How I Passed the CPA Exams

MPAc grads’ insight into exam prep and the testing process.

The CPA exams are 15% paperwork and retention, and 85% dedication.

Before you select any answers or submit your exams, even before you begin to study, you need to know this can be a long process. Don’t be discouraged by the 18-month timeline. It’s important to study consistently, take it one exam at a time, and focus on your own CPA journey.

Before you know it, you’ll be done!

That’s how it went for me, and when I first discovered I passed, I truly felt like I was floating—in shock and awe. I knew the end of the exams would come eventually, but for some reason, I was still surprised when it did.

The best part about passing was my phone call to my study partner, Lauren McClain, a fellow alumna of the Master of Professional Accountancy program. We got our final scores for our last CPA exam at the same time, so it was an absolute delight to share that moment with her.

Test-taking Tips

When I mapped out my CPA journey, I basically started with the hardest test and worked my way to the easiest, which helped me mentally. After I completed the first two exams, I felt the weight of the tests lift off me quite a bit, since the two biggest ones were out of the way.

“I started with the hardest test, and I was a little overwhelmed with the quantity of information and my own testing fears. I walked into that exam with a lot of anxiety and self-doubt and walked out feeling like I failed. However, when I saw that I had passed with flying colors, my whole outlook on this process changed—I knew I could win this fight.”

Here’s how I set it up:

  • I graduated from the MPAc program in 2019, and I accepted a job offer post-graduation as an assurance associate with Big 4 accounting firm, PwC.
  • In the summer following graduation, before I started in my new position, I took the financial accounting and reporting (FAR) test.
  • I then completed the Regulation (REG) exam before my first busy season at PwC.
  • I finished the final two tests—Business Environment and Concepts (BEC) and Auditing and Attestation (AUD)—after the busy season and celebrated the moment I finished.

How to Study for the Exam

Before I share how I prepared, let’s talk about the schedule.

You will want to schedule each of the four CPA exams based on the quantity of material. I essentially looked at the length of the chapters, and matched it with a calendar, setting a realistic study goal for each week. In the first week, I completed chapter one, but it took two weeks for chapter two.

Once you’re done with the chapters, give yourself two to three weeks to review and schedule your test. This will give you a little wiggle room, but as I mentioned, you need to be consistent about studying.

Taking a week-long break between chapters isn’t going to help you retain the information, or help you be less stressed as you review all of the material preceding the exam.

I can’t emphasize this enough: I set realistic goals for myself. If it was a workday, I knew I could only get one or two sections done but if it was a weekend, then I knew I could do a little bit more. These are specific to you—certain people can study quicker than others, so plan accordingly.

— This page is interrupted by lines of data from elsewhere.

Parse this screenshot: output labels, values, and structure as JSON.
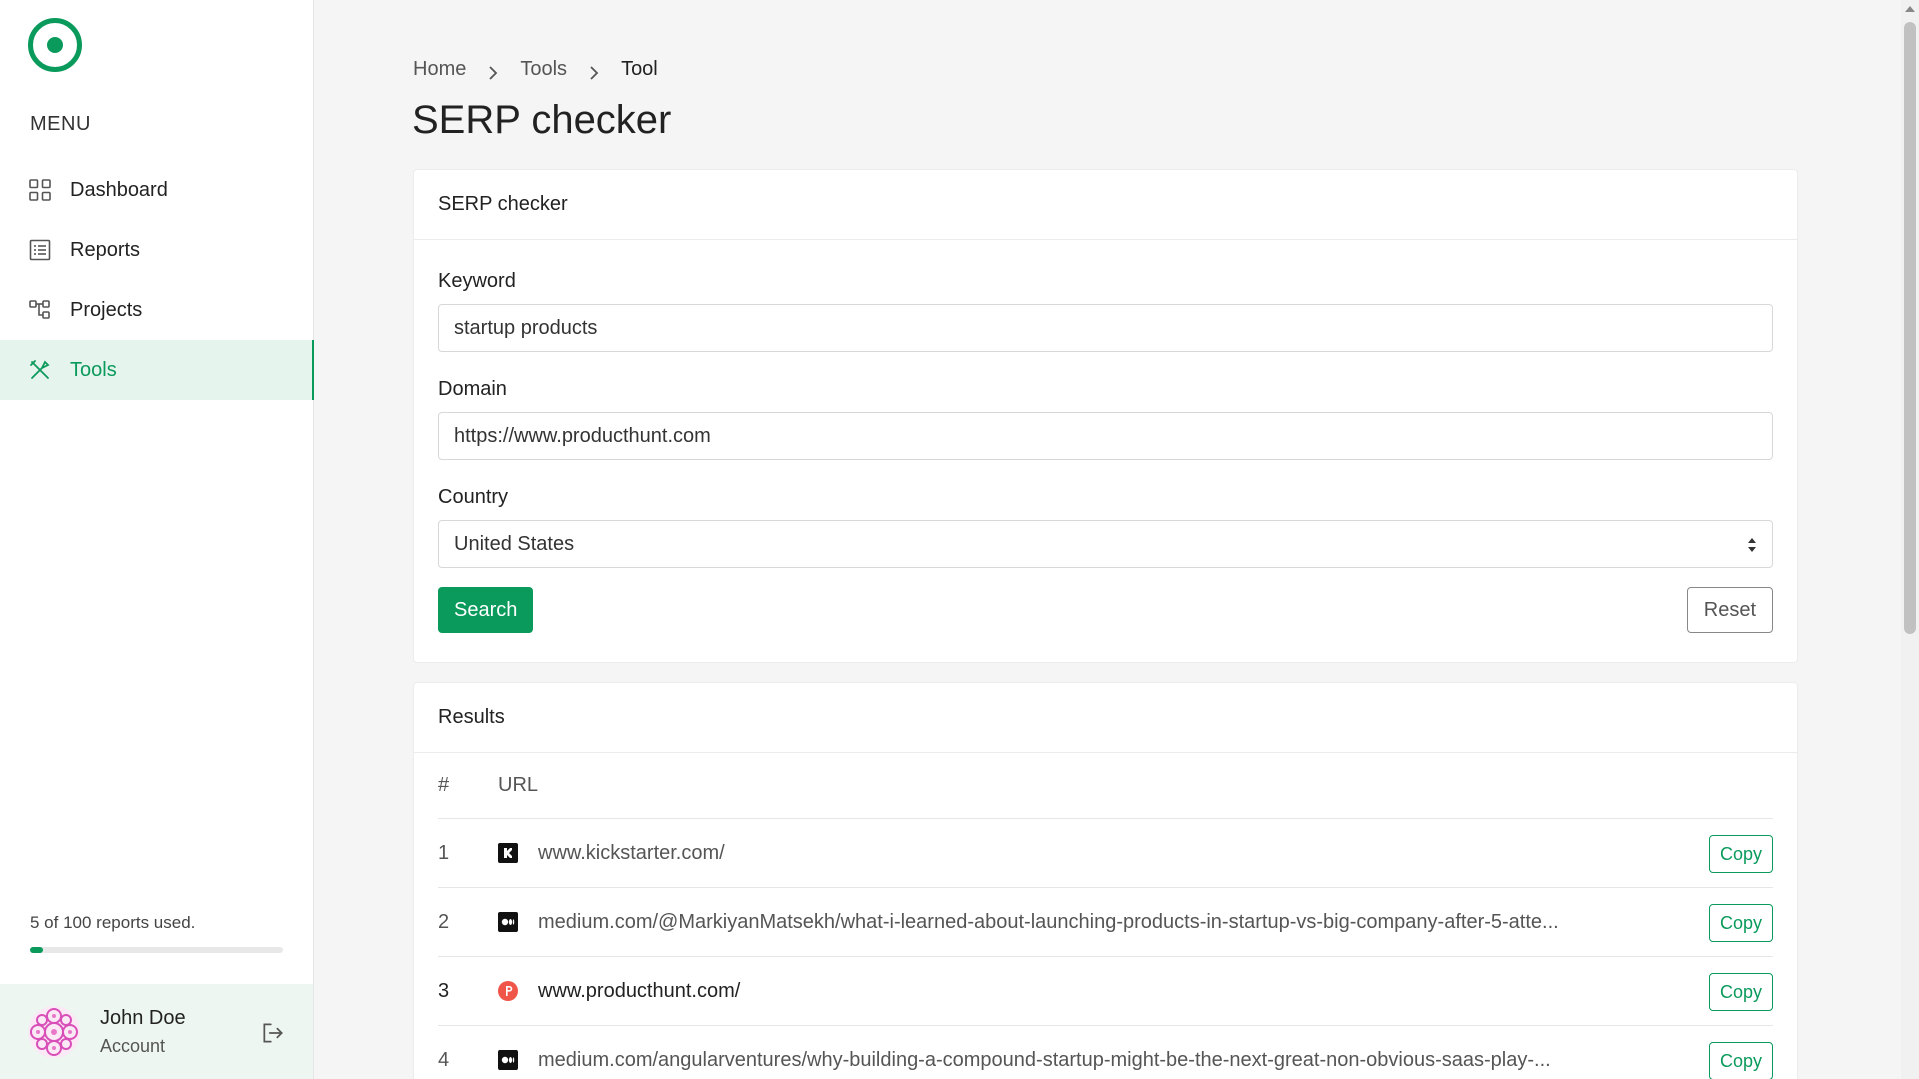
{
  "sidebar": {
    "menu_title": "MENU",
    "items": [
      {
        "label": "Dashboard",
        "icon": "grid-icon",
        "active": false
      },
      {
        "label": "Reports",
        "icon": "list-icon",
        "active": false
      },
      {
        "label": "Projects",
        "icon": "hierarchy-icon",
        "active": false
      },
      {
        "label": "Tools",
        "icon": "tools-icon",
        "active": true
      }
    ],
    "usage_text": "5 of 100 reports used.",
    "usage_fraction": 0.05,
    "account": {
      "name": "John Doe",
      "subtitle": "Account"
    }
  },
  "breadcrumb": [
    "Home",
    "Tools",
    "Tool"
  ],
  "page_title": "SERP checker",
  "form_card": {
    "title": "SERP checker",
    "keyword_label": "Keyword",
    "keyword_value": "startup products",
    "domain_label": "Domain",
    "domain_value": "https://www.producthunt.com",
    "country_label": "Country",
    "country_value": "United States",
    "search_label": "Search",
    "reset_label": "Reset"
  },
  "results_card": {
    "title": "Results",
    "columns": [
      "#",
      "URL"
    ],
    "copy_label": "Copy",
    "rows": [
      {
        "num": "1",
        "url": "www.kickstarter.com/",
        "favicon": "kickstarter-favicon",
        "highlight": false
      },
      {
        "num": "2",
        "url": "medium.com/@MarkiyanMatsekh/what-i-learned-about-launching-products-in-startup-vs-big-company-after-5-atte...",
        "favicon": "medium-favicon",
        "highlight": false
      },
      {
        "num": "3",
        "url": "www.producthunt.com/",
        "favicon": "producthunt-favicon",
        "highlight": true
      },
      {
        "num": "4",
        "url": "medium.com/angularventures/why-building-a-compound-startup-might-be-the-next-great-non-obvious-saas-play-...",
        "favicon": "medium-favicon",
        "highlight": false
      }
    ]
  },
  "colors": {
    "accent": "#0a9a5c",
    "active_bg": "#e5f4ed",
    "producthunt": "#f0554a"
  }
}
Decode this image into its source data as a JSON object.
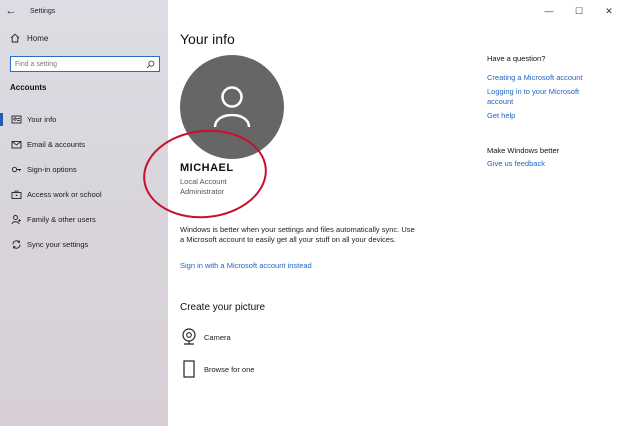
{
  "window": {
    "app_title": "Settings",
    "controls": {
      "minimize": "—",
      "maximize": "☐",
      "close": "✕"
    }
  },
  "sidebar": {
    "back_glyph": "←",
    "home_label": "Home",
    "search": {
      "placeholder": "Find a setting"
    },
    "section_heading": "Accounts",
    "items": [
      {
        "label": "Your info",
        "icon": "person-card-icon",
        "active": true
      },
      {
        "label": "Email & accounts",
        "icon": "mail-icon",
        "active": false
      },
      {
        "label": "Sign-in options",
        "icon": "key-icon",
        "active": false
      },
      {
        "label": "Access work or school",
        "icon": "briefcase-icon",
        "active": false
      },
      {
        "label": "Family & other users",
        "icon": "person-add-icon",
        "active": false
      },
      {
        "label": "Sync your settings",
        "icon": "sync-icon",
        "active": false
      }
    ]
  },
  "main": {
    "title": "Your info",
    "user": {
      "name": "MICHAEL",
      "account_type": "Local Account",
      "role": "Administrator"
    },
    "sync_text": "Windows is better when your settings and files automatically sync. Use a Microsoft account to easily get all your stuff on all your devices.",
    "ms_account_link": "Sign in with a Microsoft account instead",
    "create_picture": {
      "title": "Create your picture",
      "options": [
        {
          "label": "Camera",
          "icon": "camera-icon"
        },
        {
          "label": "Browse for one",
          "icon": "browse-file-icon"
        }
      ]
    }
  },
  "right_column": {
    "question_heading": "Have a question?",
    "question_links": [
      "Creating a Microsoft account",
      "Logging in to your Microsoft account",
      "Get help"
    ],
    "feedback_heading": "Make Windows better",
    "feedback_link": "Give us feedback"
  },
  "colors": {
    "accent": "#1f64c0",
    "avatar_bg": "#666666",
    "annotation_circle": "#c8102e"
  }
}
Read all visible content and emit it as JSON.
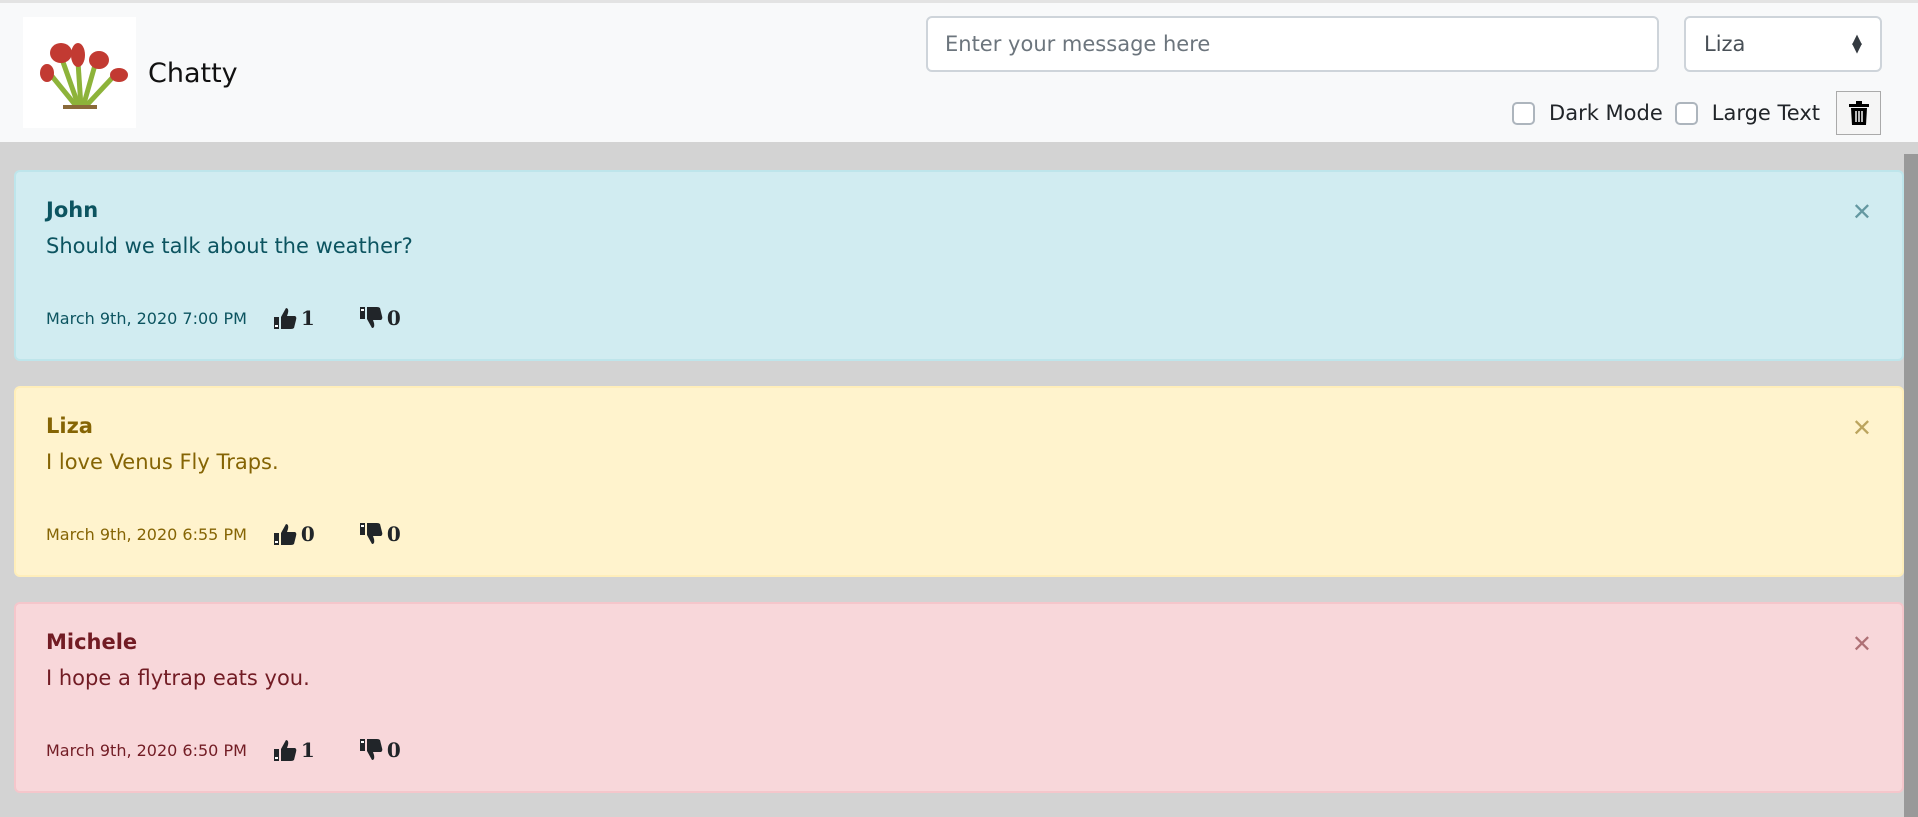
{
  "header": {
    "brand": "Chatty",
    "message_placeholder": "Enter your message here",
    "user_select": "Liza",
    "dark_mode_label": "Dark Mode",
    "large_text_label": "Large Text",
    "dark_mode_checked": false,
    "large_text_checked": false
  },
  "messages": [
    {
      "author": "John",
      "text": "Should we talk about the weather?",
      "timestamp": "March 9th, 2020 7:00 PM",
      "likes": "1",
      "dislikes": "0",
      "variant": "info",
      "bg": "#d1ecf1",
      "fg": "#0c5460",
      "border": "#bee5eb"
    },
    {
      "author": "Liza",
      "text": "I love Venus Fly Traps.",
      "timestamp": "March 9th, 2020 6:55 PM",
      "likes": "0",
      "dislikes": "0",
      "variant": "warning",
      "bg": "#fff3cd",
      "fg": "#856404",
      "border": "#ffeeba"
    },
    {
      "author": "Michele",
      "text": "I hope a flytrap eats you.",
      "timestamp": "March 9th, 2020 6:50 PM",
      "likes": "1",
      "dislikes": "0",
      "variant": "danger",
      "bg": "#f8d7da",
      "fg": "#721c24",
      "border": "#f5c6cb"
    }
  ]
}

Navodi Weerasinghe and Lauren McClain
Navodi Weerasinghe and Lauren McClain studied and passed the CPA exams together.

The most helpful piece of advice I have is to find a study buddy.

I studied with Lauren McClain for all four exams. We had a shared Google sheet where we kept track of our progress through each chapter, recorded nuggets of knowledge we gained after practice tests, and links to our quizlet flashcards.

When a concept confused us, we would talk it out. When we had finished a particularly meaty section, we would set up a call to review it together and make sure the concepts were cemented in. As wonderful as it was to have a partner to lean on academically, the emotional support was even more crucial.

If I was nervous about an upcoming exam, I would give her a call and she would say, “Same!” and we would both be nervous together. Knowing I wasn’t alone made the whole 18-month process less isolating than it could have been, and for that, I am forever grateful.

Leaning on the MPAc Program

Navodi Weerasinghe and MPAc 2019 classmates
Navodi Weerasinghe says she is thankful for the MPAc program and her classmates for their support and friendship.

The MPAc program has been a key foundation for me in my career, and beyond my great study partner, the 2019 cohort has been great, too. In fact, I reached out to quite a few people who had already taken the exam and they provided helpful test-taking insight.

I’m so thankful to the MPAc program for bringing us together and creating these meaningful relationships. The program’s professional network and resources also created new opportunities and helped me make the right decisions for my future.

For instance, I had ample face-time with top firms in my industry within a few months of joining the program. When it came time to make important decisions, like choosing an offer, I turned to fellow students and staff to help me make the best decision possible.

Now that I’ve completed the exams, I have a ton of paperwork to file to get my official CPA licensure, but after that, anything is possible. Having those three letters after your name opens so many doors. I’m excited to see what new challenges and opportunities come my way.